Coronary CT angiography shows significantly greater increase in noncalcified plaque volume among older men who use testosterone gel.
Coronary CT angiography (CCTA) shows older men who use testosterone gel have a significantly greater increase in coronary artery noncalcified plaque volume, according to a study published in the Journal of the American Medical Association.
Researchers from nine states in the U.S. undertook a double-blinded, placebo-controlled trial to determine if testosterone use among older men slowed progression of noncalcified coronary artery plaque volume or increased cardiovascular risk.

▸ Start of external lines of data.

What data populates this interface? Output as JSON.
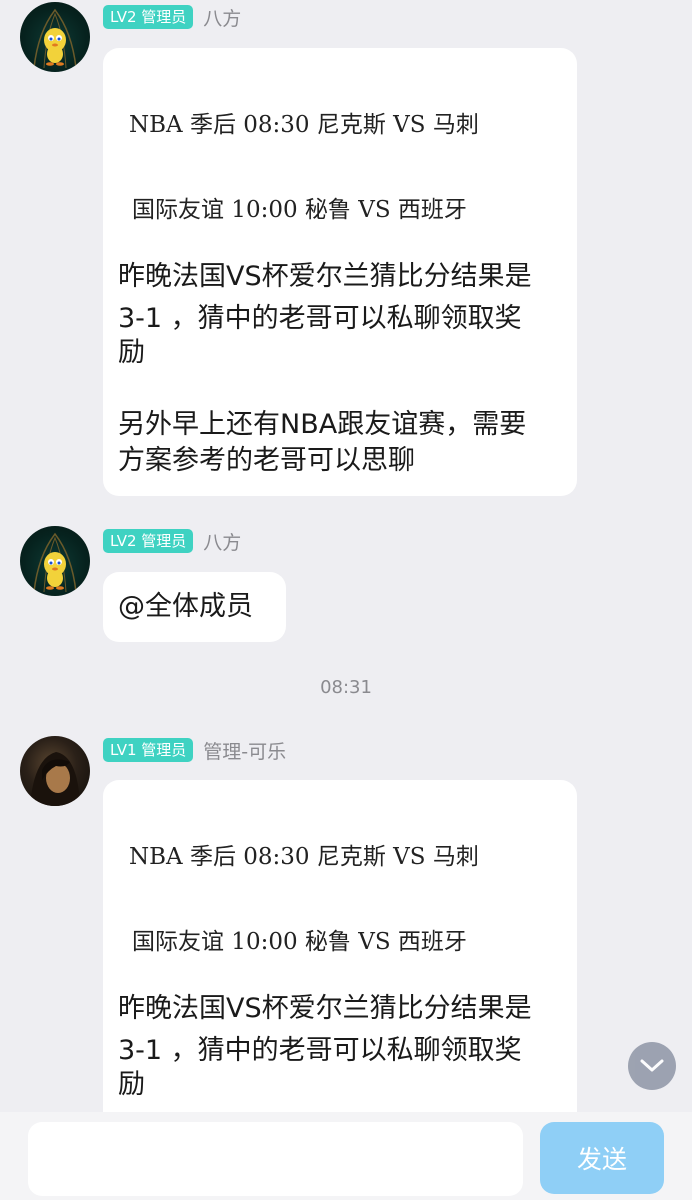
{
  "messages": [
    {
      "badge": "LV2 管理员",
      "sender": "八方",
      "lines_serif": [
        "NBA 季后 08:30 尼克斯 VS 马刺",
        "国际友谊 10:00 秘鲁 VS 西班牙"
      ],
      "lines_sans": [
        "昨晚法国VS杯爱尔兰猜比分结果是",
        "3-1 ，猜中的老哥可以私聊领取奖",
        "励",
        "另外早上还有NBA跟友谊赛，需要",
        "方案参考的老哥可以思聊"
      ]
    },
    {
      "badge": "LV2 管理员",
      "sender": "八方",
      "text": "@全体成员"
    },
    {
      "badge": "LV1 管理员",
      "sender": "管理-可乐",
      "lines_serif": [
        "NBA 季后 08:30 尼克斯 VS 马刺",
        "国际友谊 10:00 秘鲁 VS 西班牙"
      ],
      "lines_sans": [
        "昨晚法国VS杯爱尔兰猜比分结果是",
        "3-1 ，猜中的老哥可以私聊领取奖",
        "励"
      ]
    }
  ],
  "timestamp": "08:31",
  "composer": {
    "placeholder": "",
    "send_label": "发送"
  },
  "icons": {
    "scroll_down": "chevron-down-icon"
  }
}
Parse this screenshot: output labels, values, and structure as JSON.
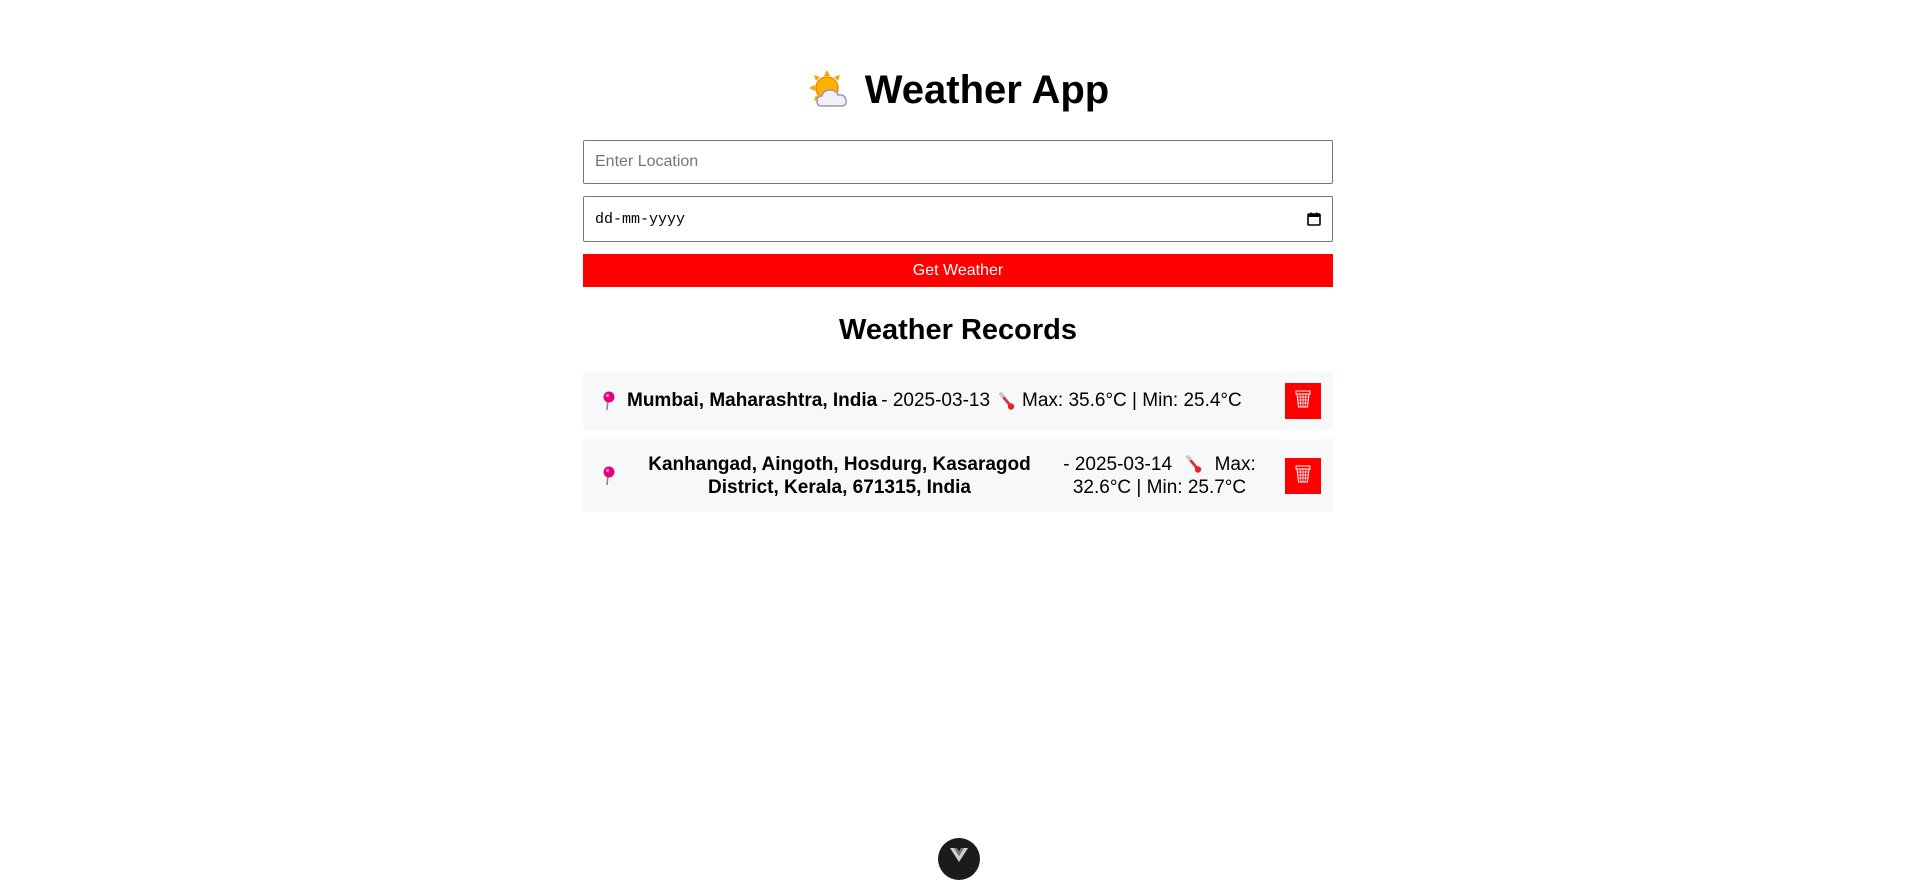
{
  "app": {
    "title": "Weather App",
    "title_icon": "sun-behind-cloud-icon"
  },
  "form": {
    "location_placeholder": "Enter Location",
    "location_value": "",
    "date_placeholder": "dd-mm-yyyy",
    "date_icon": "calendar-icon",
    "submit_label": "Get Weather",
    "submit_color": "#ff0000"
  },
  "records": {
    "heading": "Weather Records",
    "items": [
      {
        "location": "Mumbai, Maharashtra, India",
        "detail": "- 2025-03-13",
        "temps": "Max: 35.6°C | Min: 25.4°C",
        "pin_icon": "round-pushpin-icon",
        "temp_icon": "thermometer-icon",
        "delete_icon": "wastebasket-icon"
      },
      {
        "location": "Kanhangad, Aingoth, Hosdurg, Kasaragod District, Kerala, 671315, India",
        "detail": "- 2025-03-14",
        "temps": "Max: 32.6°C | Min: 25.7°C",
        "pin_icon": "round-pushpin-icon",
        "temp_icon": "thermometer-icon",
        "delete_icon": "wastebasket-icon"
      }
    ]
  },
  "colors": {
    "accent": "#ff0000",
    "record_bg": "#f7f8fa",
    "pin": "#e6007e"
  }
}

A total of 138 men completed the study out of 170 who enrolled. The men were aged 65 or older with an average of two serum testosterone levels lower than 275 ng/dL and had symptoms suggestive of hypogonadism. The subjects received testosterone gel dose adjusted to maintain the testosterone level in the normal range for young men (73 subjects), or placebo gel for 12 months (65 subjects).
The primary outcome was noncalcified coronary artery plaque volume, as determined by CCTA, and secondary outcomes included total coronary artery plaque volume and coronary artery calcium score (range of 0 to more than 400 Agatston units, with higher values indicating more severe atherosclerosis). At baseline, 70 men (50.7%) were found to have a coronary artery calcification score higher than 300 Agatston units, reflecting severe atherosclerosis.
Coronary CT angiogram results showed testosterone treatment compared with placebo was associated with a significantly greater increase in noncalcified plaque volume from baseline to 12 months, from median values of 204 mm3 to 232 mm3 versus 317 mm3 to 325 mm3, respectively, with an estimated difference of 41 mm3. For the secondary outcomes, the median total plaque volume increased from baseline to 12 months from 272 mm3 to 318 mm3 in the testosterone group versus from 499 mm3 to 541 mm3 in the placebo group, with an estimated difference of 47 mm3. The median coronary artery calcification score changed from 255 to 244 Agatston units in the testosterone group versus 494 to 503 Agatston units in the placebo group, with an estimated difference of −27 Agatston unit. No major adverse cardiovascular events occurred in either group.
The researchers concluded that older men with symptomatic hypogonadism who undergo treatment with testosterone gel for one year have a significantly greater increase in coronary artery noncalcified plaque volume. “Larger studies are needed to understand the clinical implications of this finding,” they wrote.